The province of Pediada hosts one of the most important religious parks in Crete, with numerous painted temples and deserted monasteries scattered all around. Prominent in number and aesthetic value of monuments is the area around today's Episkopi, which was the seat of the Diocese as its name reveals.
On the road connecting the settelments Galifa and Episkopi we meet a small single-room vaulted church dedicated to the Transfiguration of Christ. The temple dates back from the 14th century and its interior bears frescoes in poor condition.
One of the many churches in the village Episkopi is that of Michael the Archangel. The temple was probably originally dedicated to the Synaxis of the Archangels Michael and Gabriel (celebr. Nov 8), as they both are illustrated with an embossed halo.
At the highest point of the deserted village Kato Astrakoi we still see the imposing temple of Saint George Vourvoulitis, which unfortunately is now dilapidated. The temple was built on the site of an early Christian Basilica. Next to the church, at the point where we see currently the pipes for the irrigation of the surrounding fields, there was the spring of "holy water of Saint George".

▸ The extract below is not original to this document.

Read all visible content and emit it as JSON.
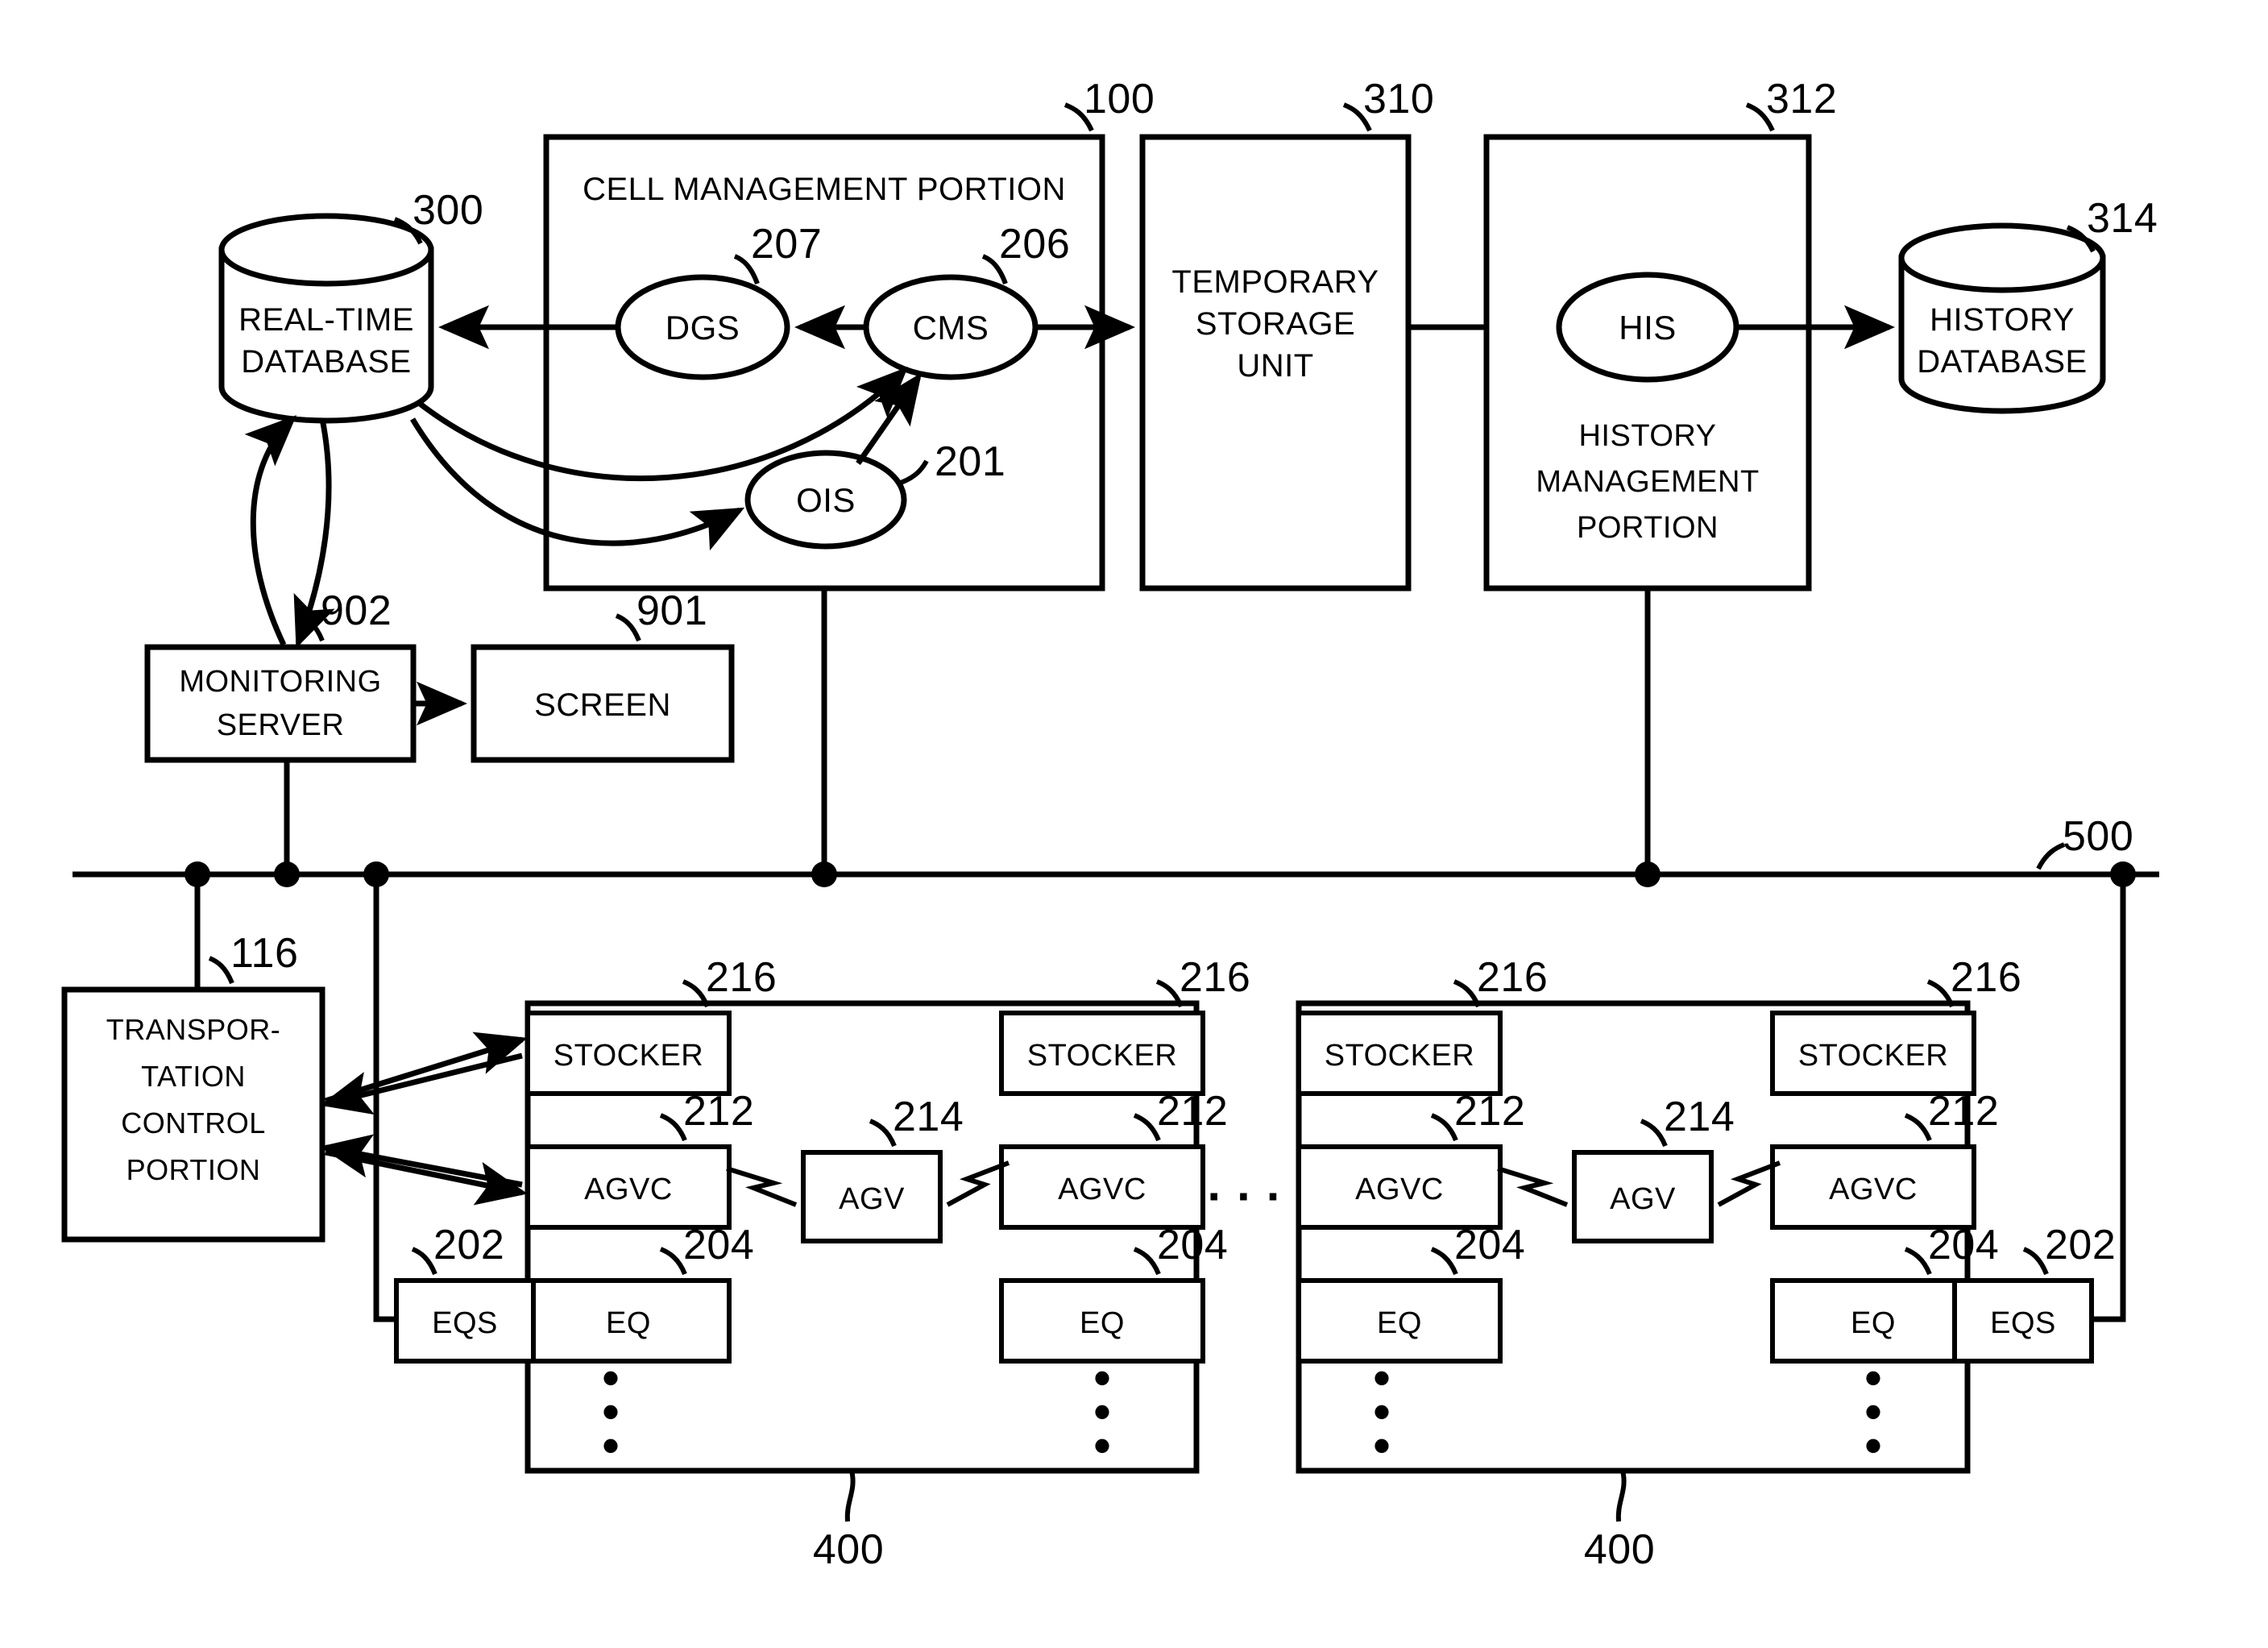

The wider area of Voritsi, province Pediada, was an important center of ascetism especially during the Venetian period. One of the most important monasteries was that of Saint George Kavos (Agios Georgios), which was built on a site with panoramic view. Today one can see the remains of cells and the well preserved church, which has a nave intersected by another.
On November 3rd, every year, Cretans celebrate St. George Methystis (i.e. St George that makes people drunk). On that day they first open the barrels and taste the new wine made of the grapes were collected two months ago. Normally Saint George is celebrated on April 23 every year, but because he was always put in a special place in the hearts of the Greeks they gave the advantage to be honored twice a year.

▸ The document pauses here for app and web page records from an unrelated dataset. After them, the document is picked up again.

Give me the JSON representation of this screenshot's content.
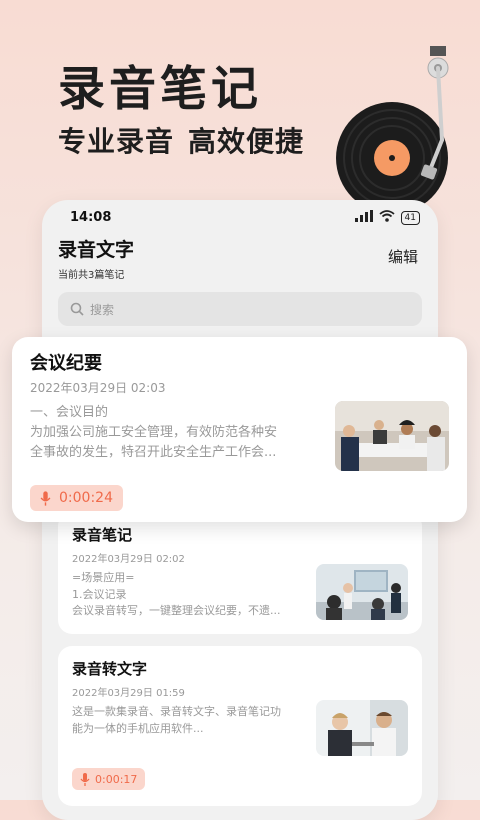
{
  "hero": {
    "title": "录音笔记",
    "subtitle_1": "专业录音",
    "subtitle_2": "高效便捷"
  },
  "status_bar": {
    "time": "14:08",
    "battery": "41",
    "hd_label": "HD"
  },
  "app": {
    "title": "录音文字",
    "count_text": "当前共3篇笔记",
    "edit_label": "编辑",
    "search_placeholder": "搜索"
  },
  "notes": [
    {
      "title": "会议纪要",
      "date": "2022年03月29日 02:03",
      "excerpt_1": "一、会议目的",
      "excerpt_2": "为加强公司施工安全管理，有效防范各种安",
      "excerpt_3": "全事故的发生，特召开此安全生产工作会...",
      "duration": "0:00:24"
    },
    {
      "title": "录音笔记",
      "date": "2022年03月29日 02:02",
      "excerpt_1": "=场景应用=",
      "excerpt_2": "1.会议记录",
      "excerpt_3": "会议录音转写，一键整理会议纪要，不遗..."
    },
    {
      "title": "录音转文字",
      "date": "2022年03月29日 01:59",
      "excerpt_1": "这是一款集录音、录音转文字、录音笔记功",
      "excerpt_2": "能为一体的手机应用软件...",
      "duration": "0:00:17"
    }
  ],
  "colors": {
    "accent": "#f06a4a",
    "duration_bg": "#fbd6cc",
    "background_top": "#f8dcd3"
  }
}
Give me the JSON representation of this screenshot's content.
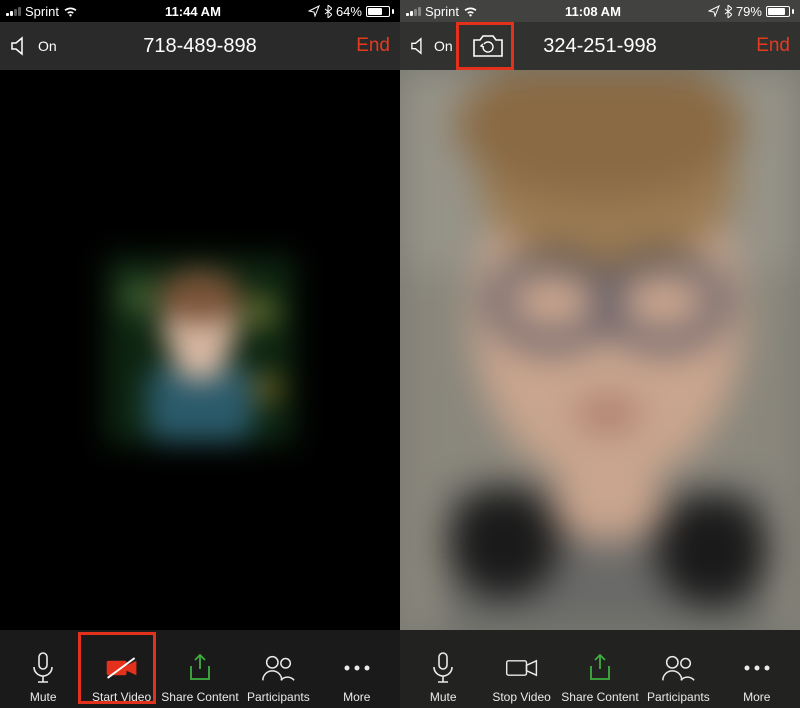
{
  "left": {
    "status": {
      "carrier": "Sprint",
      "time": "11:44 AM",
      "battery_pct": "64%",
      "battery_fill": 64
    },
    "topbar": {
      "speaker_label": "On",
      "meeting_id": "718-489-898",
      "end_label": "End"
    },
    "bottom": {
      "mute": "Mute",
      "video": "Start Video",
      "share": "Share Content",
      "participants": "Participants",
      "more": "More"
    }
  },
  "right": {
    "status": {
      "carrier": "Sprint",
      "time": "11:08 AM",
      "battery_pct": "79%",
      "battery_fill": 79
    },
    "topbar": {
      "speaker_label": "On",
      "meeting_id": "324-251-998",
      "end_label": "End"
    },
    "bottom": {
      "mute": "Mute",
      "video": "Stop Video",
      "share": "Share Content",
      "participants": "Participants",
      "more": "More"
    }
  }
}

Very close to the former monastery of Prophet Elias and just below the ancient citadel of Smari, still survives the simple single-nave church dedicated to the Transfiguration of Christ the Saviour. The interior bears frescoes dating back from the 14th century. Among the frescoes we still discern scenes from the twelve major Christian feasts of the year, various saints, officiating prelates and Supplication.
Below the citadel (Acropol) of Smari there is a water spring and the former small monastery of Prophet Elias (Profitis Ilias). The view from this point to Smari valley is unique and geological formations around the monastery are really impressive. Inside the sanctuary of the temple there is the spring, which obviously watered the ancient city and turned the inhospitable rocky hill to fertile crops.

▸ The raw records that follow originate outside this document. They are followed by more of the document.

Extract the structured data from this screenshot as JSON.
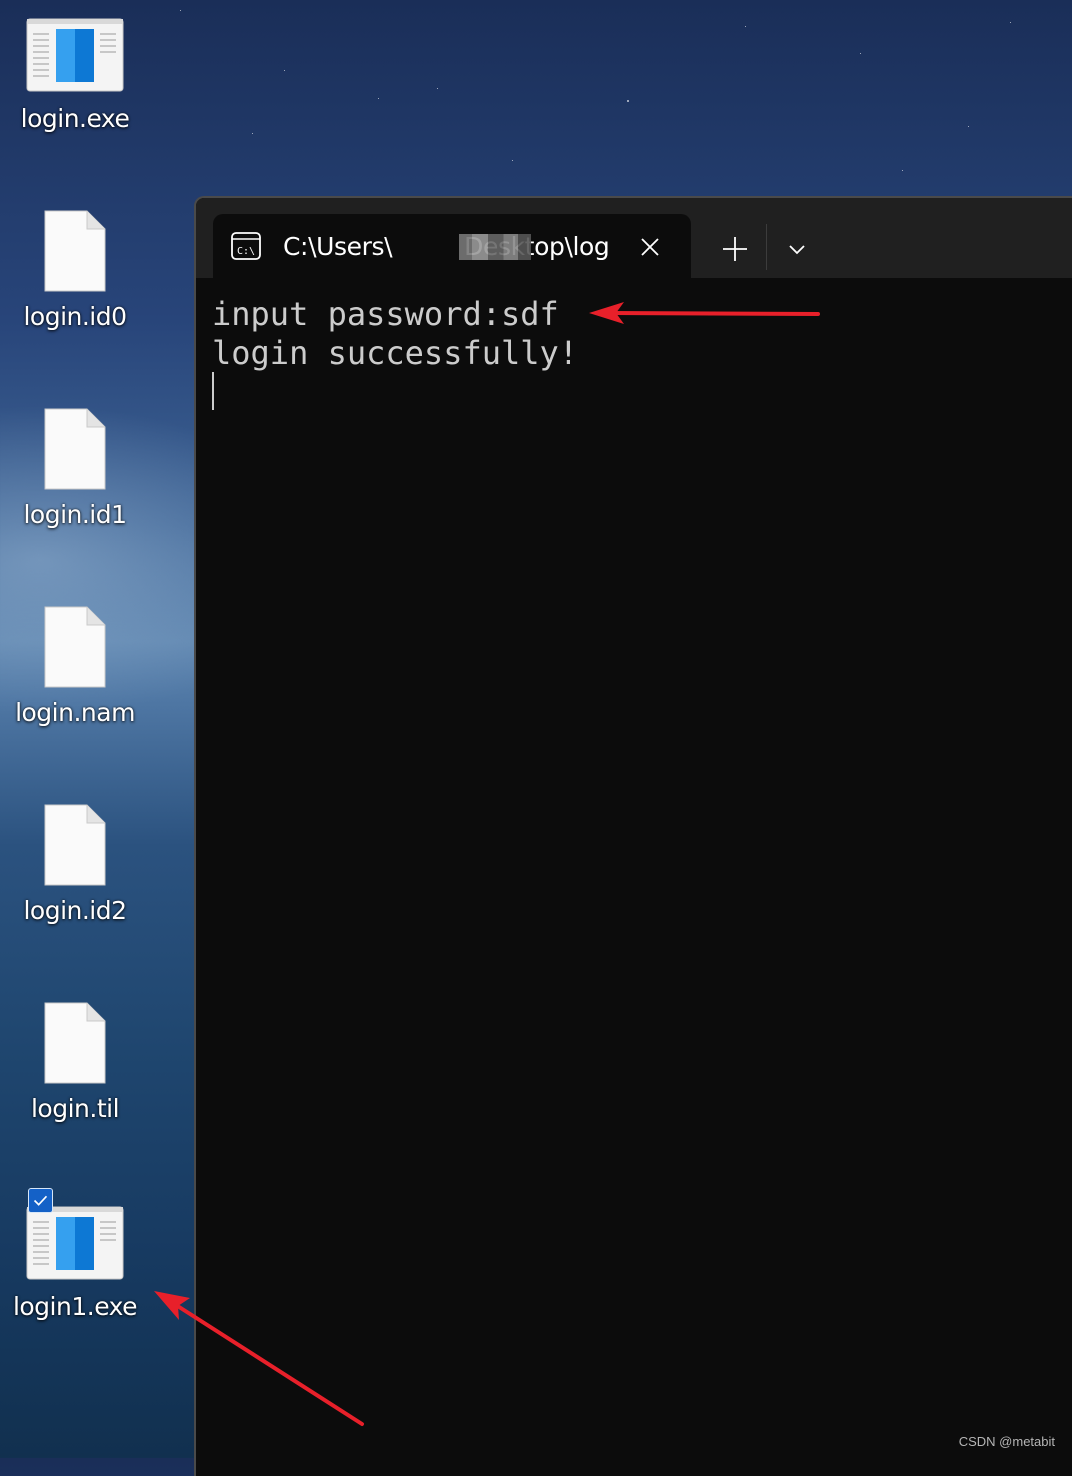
{
  "desktop": {
    "icons": [
      {
        "label": "login.exe",
        "icon": "exe-icon"
      },
      {
        "label": "login.id0",
        "icon": "file-icon"
      },
      {
        "label": "login.id1",
        "icon": "file-icon"
      },
      {
        "label": "login.nam",
        "icon": "file-icon"
      },
      {
        "label": "login.id2",
        "icon": "file-icon"
      },
      {
        "label": "login.til",
        "icon": "file-icon"
      },
      {
        "label": "login1.exe",
        "icon": "exe-icon",
        "selected": true
      }
    ]
  },
  "terminal": {
    "tab_title_prefix": "C:\\Users\\",
    "tab_title_suffix": "Desktop\\log",
    "tab_icon": "cmd-icon",
    "lines": [
      "input password:sdf",
      "login successfully!"
    ]
  },
  "annotations": {
    "arrow_color": "#e8202a"
  },
  "watermark": "CSDN @metabit"
}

A few meters north of Aitania village starts an impressively steep downhill dirt road leading to the church of Agia Paraskevi. Agia Paraskevi is located in a valley of incredible beauty filled with ancient tall cypress trees that dominate throughout the region. Just below the small chapel, before water drilling changed the underwater water level, there was a sping called Lazarakis which has now dried up. The church of Agia Paraskevi, despite its small size has an impressive history.